Out-of-town Sega. Out-of-everything out here, disconnected.
A full moon, drifting clouds, warm. Two insect chirps. A 20-minute walk from the convenience store I mistakenly left the bus at. Can-beer from a supermarket on the way. You’re supposed to go there by car.
Storage yards for heavy industrial machinery. You’re supposed to go there by bulldozer.
The arcade’s a growth on the side of a bowling alley, or vice versa. There’s a kids’ fishing game for family day-outs. Unused. Young teenagers on the racers. Maybe their parents dropped them there for an evening.
The cranes sleep neatly in the moonlight. How is it that the same site was deemed viable for both a game centre and a tractor yard?
Suburbanites stretch into Sega Kawaguchi from their spacious cul-de-sac homes, edging towards Tokyo centre but stopping short, where they can park.
The cranes dip into the centre just for work. Building it but not really part of it. Hanging over offices, catching UFOs.
The cars come from the outsides and the cranes go on in. The cranes come from the insides and the cars go on out.
Feels like the connection must go deeper than the carpark.
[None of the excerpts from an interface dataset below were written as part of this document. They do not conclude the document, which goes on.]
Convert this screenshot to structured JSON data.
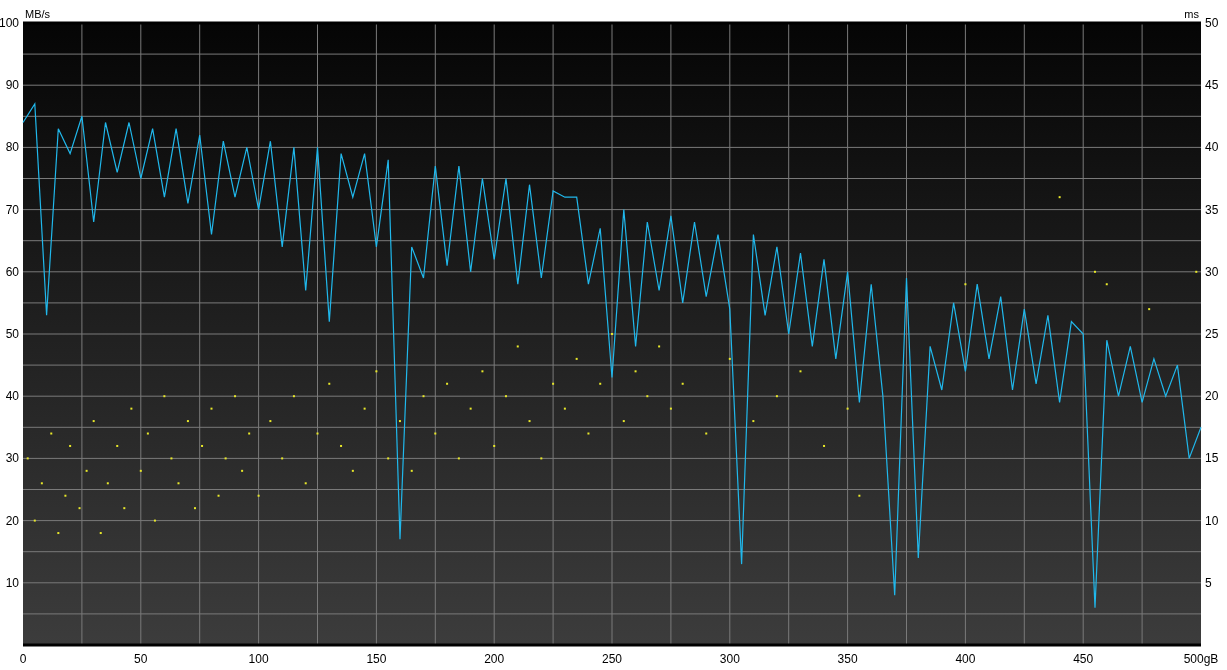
{
  "chart_data": {
    "type": "line",
    "grid": true,
    "ylabel": "MB/s",
    "y2label": "ms",
    "xlim": [
      0,
      500
    ],
    "ylim": [
      0,
      100
    ],
    "y2lim": [
      0,
      50
    ],
    "xticks": [
      0,
      50,
      100,
      150,
      200,
      250,
      300,
      350,
      400,
      450,
      {
        "value": 500,
        "label": "500gB"
      }
    ],
    "yticks": [
      10,
      20,
      30,
      40,
      50,
      60,
      70,
      80,
      90,
      100
    ],
    "y2ticks": [
      5,
      10,
      15,
      20,
      25,
      30,
      35,
      40,
      45,
      50
    ],
    "x": [
      0,
      5,
      10,
      15,
      20,
      25,
      30,
      35,
      40,
      45,
      50,
      55,
      60,
      65,
      70,
      75,
      80,
      85,
      90,
      95,
      100,
      105,
      110,
      115,
      120,
      125,
      130,
      135,
      140,
      145,
      150,
      155,
      160,
      165,
      170,
      175,
      180,
      185,
      190,
      195,
      200,
      205,
      210,
      215,
      220,
      225,
      230,
      235,
      240,
      245,
      250,
      255,
      260,
      265,
      270,
      275,
      280,
      285,
      290,
      295,
      300,
      305,
      310,
      315,
      320,
      325,
      330,
      335,
      340,
      345,
      350,
      355,
      360,
      365,
      370,
      375,
      380,
      385,
      390,
      395,
      400,
      405,
      410,
      415,
      420,
      425,
      430,
      435,
      440,
      445,
      450,
      455,
      460,
      465,
      470,
      475,
      480,
      485,
      490,
      495,
      500
    ],
    "series": [
      {
        "type": "line",
        "color": "#20b8ec",
        "values": [
          84,
          87,
          53,
          83,
          79,
          85,
          68,
          84,
          76,
          84,
          75,
          83,
          72,
          83,
          71,
          82,
          66,
          81,
          72,
          80,
          70,
          81,
          64,
          80,
          57,
          80,
          52,
          79,
          72,
          79,
          64,
          78,
          17,
          64,
          59,
          77,
          61,
          77,
          60,
          75,
          62,
          75,
          58,
          74,
          59,
          73,
          72,
          72,
          58,
          67,
          43,
          70,
          48,
          68,
          57,
          69,
          55,
          68,
          56,
          66,
          54,
          13,
          66,
          53,
          64,
          50,
          63,
          48,
          62,
          46,
          60,
          39,
          58,
          40,
          8,
          59,
          14,
          48,
          41,
          55,
          44,
          58,
          46,
          56,
          41,
          54,
          42,
          53,
          39,
          52,
          50,
          6,
          49,
          40,
          48,
          39,
          46,
          40,
          45,
          30,
          35
        ]
      },
      {
        "type": "scatter",
        "axis": "y2",
        "color": "#e8e82a",
        "x": [
          2,
          5,
          8,
          12,
          15,
          18,
          20,
          24,
          27,
          30,
          33,
          36,
          40,
          43,
          46,
          50,
          53,
          56,
          60,
          63,
          66,
          70,
          73,
          76,
          80,
          83,
          86,
          90,
          93,
          96,
          100,
          105,
          110,
          115,
          120,
          125,
          130,
          135,
          140,
          145,
          150,
          155,
          160,
          165,
          170,
          175,
          180,
          185,
          190,
          195,
          200,
          205,
          210,
          215,
          220,
          225,
          230,
          235,
          240,
          245,
          250,
          255,
          260,
          265,
          270,
          275,
          280,
          290,
          300,
          310,
          320,
          330,
          340,
          350,
          355,
          400,
          440,
          455,
          460,
          478,
          498
        ],
        "values": [
          15,
          10,
          13,
          17,
          9,
          12,
          16,
          11,
          14,
          18,
          9,
          13,
          16,
          11,
          19,
          14,
          17,
          10,
          20,
          15,
          13,
          18,
          11,
          16,
          19,
          12,
          15,
          20,
          14,
          17,
          12,
          18,
          15,
          20,
          13,
          17,
          21,
          16,
          14,
          19,
          22,
          15,
          18,
          14,
          20,
          17,
          21,
          15,
          19,
          22,
          16,
          20,
          24,
          18,
          15,
          21,
          19,
          23,
          17,
          21,
          25,
          18,
          22,
          20,
          24,
          19,
          21,
          17,
          23,
          18,
          20,
          22,
          16,
          19,
          12,
          29,
          36,
          30,
          29,
          27,
          30
        ]
      }
    ]
  }
}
It doesn’t.
Photographer and writer covering Tokyo arcade life – the videogames, the metropolis and the people